→ **WORK INSTRUCTIONS**: Repeat all the lines below exactly, but omit the pictures.
*** ENTRIES SHOWN ***
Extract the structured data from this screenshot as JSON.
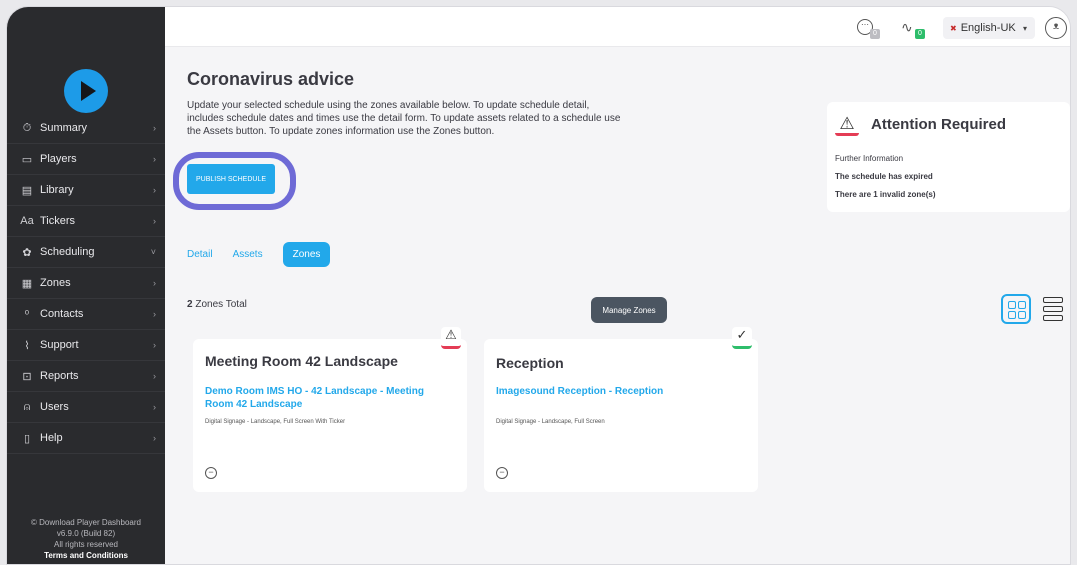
{
  "sidebar": {
    "items": [
      {
        "icon": "clock-icon",
        "glyph": "⏱",
        "label": "Summary",
        "chevron": "›"
      },
      {
        "icon": "player-icon",
        "glyph": "▭",
        "label": "Players",
        "chevron": "›"
      },
      {
        "icon": "library-icon",
        "glyph": "▤",
        "label": "Library",
        "chevron": "›"
      },
      {
        "icon": "tickers-icon",
        "glyph": "Aa",
        "label": "Tickers",
        "chevron": "›"
      },
      {
        "icon": "scheduling-icon",
        "glyph": "✿",
        "label": "Scheduling",
        "chevron": "˅"
      },
      {
        "icon": "zones-icon",
        "glyph": "▦",
        "label": "Zones",
        "chevron": "›"
      },
      {
        "icon": "contacts-icon",
        "glyph": "ᵒ",
        "label": "Contacts",
        "chevron": "›"
      },
      {
        "icon": "support-icon",
        "glyph": "⌇",
        "label": "Support",
        "chevron": "›"
      },
      {
        "icon": "reports-icon",
        "glyph": "⊡",
        "label": "Reports",
        "chevron": "›"
      },
      {
        "icon": "users-icon",
        "glyph": "⍝",
        "label": "Users",
        "chevron": "›"
      },
      {
        "icon": "help-icon",
        "glyph": "▯",
        "label": "Help",
        "chevron": "›"
      }
    ],
    "footer": {
      "copyright": "© Download Player Dashboard",
      "version": "v6.9.0 (Build 82)",
      "rights": "All rights reserved",
      "terms": "Terms and Conditions"
    }
  },
  "topbar": {
    "chat_badge": "0",
    "activity_badge": "0",
    "language": "English-UK",
    "language_caret": "▾"
  },
  "header": {
    "title": "Coronavirus advice",
    "description": "Update your selected schedule using the zones available below. To update schedule detail, includes schedule dates and times use the detail form. To update assets related to a schedule use the Assets button. To update zones information use the Zones button.",
    "publish_button": "PUBLISH SCHEDULE"
  },
  "attention": {
    "title": "Attention Required",
    "line1": "Further Information",
    "line2": "The schedule has expired",
    "line3": "There are 1 invalid zone(s)"
  },
  "tabs": [
    {
      "label": "Detail"
    },
    {
      "label": "Assets"
    },
    {
      "label": "Zones"
    }
  ],
  "zones": {
    "total_count": "2",
    "total_label": " Zones Total",
    "manage_button": "Manage Zones",
    "cards": [
      {
        "title": "Meeting Room 42 Landscape",
        "link": "Demo Room IMS HO - 42 Landscape - Meeting Room 42 Landscape",
        "meta": "Digital Signage - Landscape, Full Screen With Ticker",
        "status": "warning"
      },
      {
        "title": "Reception",
        "link": "Imagesound Reception - Reception",
        "meta": "Digital Signage - Landscape, Full Screen",
        "status": "ok"
      }
    ]
  },
  "colors": {
    "accent": "#22a8ea",
    "sidebar_bg": "#2a2b2e",
    "warning": "#e43c55",
    "ok": "#2ebd6b",
    "highlight_ring": "#6e6ad6"
  }
}
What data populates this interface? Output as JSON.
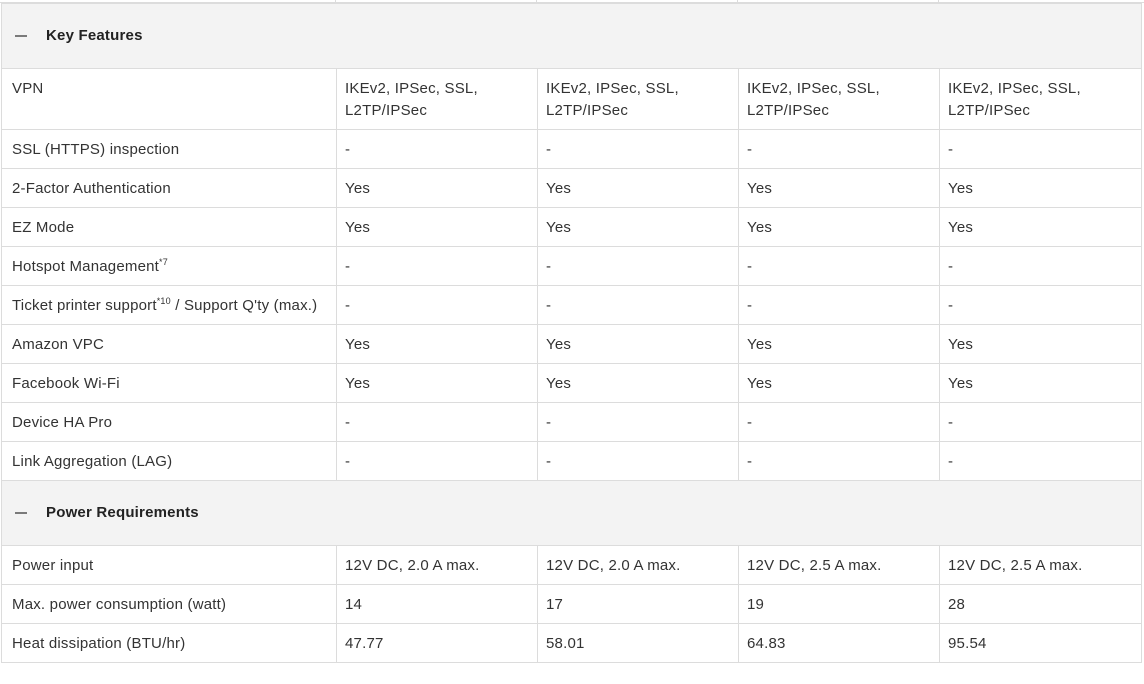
{
  "sections": [
    {
      "title": "Key Features",
      "rows": [
        {
          "label": "VPN",
          "values": [
            "IKEv2, IPSec, SSL, L2TP/IPSec",
            "IKEv2, IPSec, SSL, L2TP/IPSec",
            "IKEv2, IPSec, SSL, L2TP/IPSec",
            "IKEv2, IPSec, SSL, L2TP/IPSec"
          ]
        },
        {
          "label": "SSL (HTTPS) inspection",
          "values": [
            "-",
            "-",
            "-",
            "-"
          ]
        },
        {
          "label": "2-Factor Authentication",
          "values": [
            "Yes",
            "Yes",
            "Yes",
            "Yes"
          ]
        },
        {
          "label": "EZ Mode",
          "values": [
            "Yes",
            "Yes",
            "Yes",
            "Yes"
          ]
        },
        {
          "label": "Hotspot Management",
          "sup": "*7",
          "values": [
            "-",
            "-",
            "-",
            "-"
          ]
        },
        {
          "label": "Ticket printer support",
          "sup": "*10",
          "label_suffix": " / Support Q'ty (max.)",
          "values": [
            "-",
            "-",
            "-",
            "-"
          ]
        },
        {
          "label": "Amazon VPC",
          "values": [
            "Yes",
            "Yes",
            "Yes",
            "Yes"
          ]
        },
        {
          "label": "Facebook Wi-Fi",
          "values": [
            "Yes",
            "Yes",
            "Yes",
            "Yes"
          ]
        },
        {
          "label": "Device HA Pro",
          "values": [
            "-",
            "-",
            "-",
            "-"
          ]
        },
        {
          "label": "Link Aggregation (LAG)",
          "values": [
            "-",
            "-",
            "-",
            "-"
          ]
        }
      ]
    },
    {
      "title": "Power Requirements",
      "rows": [
        {
          "label": "Power input",
          "values": [
            "12V DC, 2.0 A max.",
            "12V DC, 2.0 A max.",
            "12V DC, 2.5 A max.",
            "12V DC, 2.5 A max."
          ]
        },
        {
          "label": "Max. power consumption (watt)",
          "values": [
            "14",
            "17",
            "19",
            "28"
          ]
        },
        {
          "label": "Heat dissipation (BTU/hr)",
          "values": [
            "47.77",
            "58.01",
            "64.83",
            "95.54"
          ]
        }
      ]
    }
  ],
  "icons": {
    "collapse": "minus-icon"
  },
  "colors": {
    "section_bg": "#f3f3f3",
    "border": "#dcdcdc",
    "text": "#333333"
  }
}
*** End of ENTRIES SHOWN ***
→ **WRITTEN ANSWER**:
Extract the structured data from this screenshot as JSON.
{
  "sidebar": {
    "items": [
      {
        "icon": "clock-icon",
        "glyph": "⏱",
        "label": "Summary",
        "chevron": "›"
      },
      {
        "icon": "player-icon",
        "glyph": "▭",
        "label": "Players",
        "chevron": "›"
      },
      {
        "icon": "library-icon",
        "glyph": "▤",
        "label": "Library",
        "chevron": "›"
      },
      {
        "icon": "tickers-icon",
        "glyph": "Aa",
        "label": "Tickers",
        "chevron": "›"
      },
      {
        "icon": "scheduling-icon",
        "glyph": "✿",
        "label": "Scheduling",
        "chevron": "˅"
      },
      {
        "icon": "zones-icon",
        "glyph": "▦",
        "label": "Zones",
        "chevron": "›"
      },
      {
        "icon": "contacts-icon",
        "glyph": "ᵒ",
        "label": "Contacts",
        "chevron": "›"
      },
      {
        "icon": "support-icon",
        "glyph": "⌇",
        "label": "Support",
        "chevron": "›"
      },
      {
        "icon": "reports-icon",
        "glyph": "⊡",
        "label": "Reports",
        "chevron": "›"
      },
      {
        "icon": "users-icon",
        "glyph": "⍝",
        "label": "Users",
        "chevron": "›"
      },
      {
        "icon": "help-icon",
        "glyph": "▯",
        "label": "Help",
        "chevron": "›"
      }
    ],
    "footer": {
      "copyright": "© Download Player Dashboard",
      "version": "v6.9.0 (Build 82)",
      "rights": "All rights reserved",
      "terms": "Terms and Conditions"
    }
  },
  "topbar": {
    "chat_badge": "0",
    "activity_badge": "0",
    "language": "English-UK",
    "language_caret": "▾"
  },
  "header": {
    "title": "Coronavirus advice",
    "description": "Update your selected schedule using the zones available below. To update schedule detail, includes schedule dates and times use the detail form. To update assets related to a schedule use the Assets button. To update zones information use the Zones button.",
    "publish_button": "PUBLISH SCHEDULE"
  },
  "attention": {
    "title": "Attention Required",
    "line1": "Further Information",
    "line2": "The schedule has expired",
    "line3": "There are 1 invalid zone(s)"
  },
  "tabs": [
    {
      "label": "Detail"
    },
    {
      "label": "Assets"
    },
    {
      "label": "Zones"
    }
  ],
  "zones": {
    "total_count": "2",
    "total_label": " Zones Total",
    "manage_button": "Manage Zones",
    "cards": [
      {
        "title": "Meeting Room 42 Landscape",
        "link": "Demo Room IMS HO - 42 Landscape - Meeting Room 42 Landscape",
        "meta": "Digital Signage - Landscape, Full Screen With Ticker",
        "status": "warning"
      },
      {
        "title": "Reception",
        "link": "Imagesound Reception - Reception",
        "meta": "Digital Signage - Landscape, Full Screen",
        "status": "ok"
      }
    ]
  },
  "colors": {
    "accent": "#22a8ea",
    "sidebar_bg": "#2a2b2e",
    "warning": "#e43c55",
    "ok": "#2ebd6b",
    "highlight_ring": "#6e6ad6"
  }
}
What data populates this interface? Output as JSON.
{
  "sections": [
    {
      "title": "Key Features",
      "rows": [
        {
          "label": "VPN",
          "values": [
            "IKEv2, IPSec, SSL, L2TP/IPSec",
            "IKEv2, IPSec, SSL, L2TP/IPSec",
            "IKEv2, IPSec, SSL, L2TP/IPSec",
            "IKEv2, IPSec, SSL, L2TP/IPSec"
          ]
        },
        {
          "label": "SSL (HTTPS) inspection",
          "values": [
            "-",
            "-",
            "-",
            "-"
          ]
        },
        {
          "label": "2-Factor Authentication",
          "values": [
            "Yes",
            "Yes",
            "Yes",
            "Yes"
          ]
        },
        {
          "label": "EZ Mode",
          "values": [
            "Yes",
            "Yes",
            "Yes",
            "Yes"
          ]
        },
        {
          "label": "Hotspot Management",
          "sup": "*7",
          "values": [
            "-",
            "-",
            "-",
            "-"
          ]
        },
        {
          "label": "Ticket printer support",
          "sup": "*10",
          "label_suffix": " / Support Q'ty (max.)",
          "values": [
            "-",
            "-",
            "-",
            "-"
          ]
        },
        {
          "label": "Amazon VPC",
          "values": [
            "Yes",
            "Yes",
            "Yes",
            "Yes"
          ]
        },
        {
          "label": "Facebook Wi-Fi",
          "values": [
            "Yes",
            "Yes",
            "Yes",
            "Yes"
          ]
        },
        {
          "label": "Device HA Pro",
          "values": [
            "-",
            "-",
            "-",
            "-"
          ]
        },
        {
          "label": "Link Aggregation (LAG)",
          "values": [
            "-",
            "-",
            "-",
            "-"
          ]
        }
      ]
    },
    {
      "title": "Power Requirements",
      "rows": [
        {
          "label": "Power input",
          "values": [
            "12V DC, 2.0 A max.",
            "12V DC, 2.0 A max.",
            "12V DC, 2.5 A max.",
            "12V DC, 2.5 A max."
          ]
        },
        {
          "label": "Max. power consumption (watt)",
          "values": [
            "14",
            "17",
            "19",
            "28"
          ]
        },
        {
          "label": "Heat dissipation (BTU/hr)",
          "values": [
            "47.77",
            "58.01",
            "64.83",
            "95.54"
          ]
        }
      ]
    }
  ],
  "icons": {
    "collapse": "minus-icon"
  },
  "colors": {
    "section_bg": "#f3f3f3",
    "border": "#dcdcdc",
    "text": "#333333"
  }
}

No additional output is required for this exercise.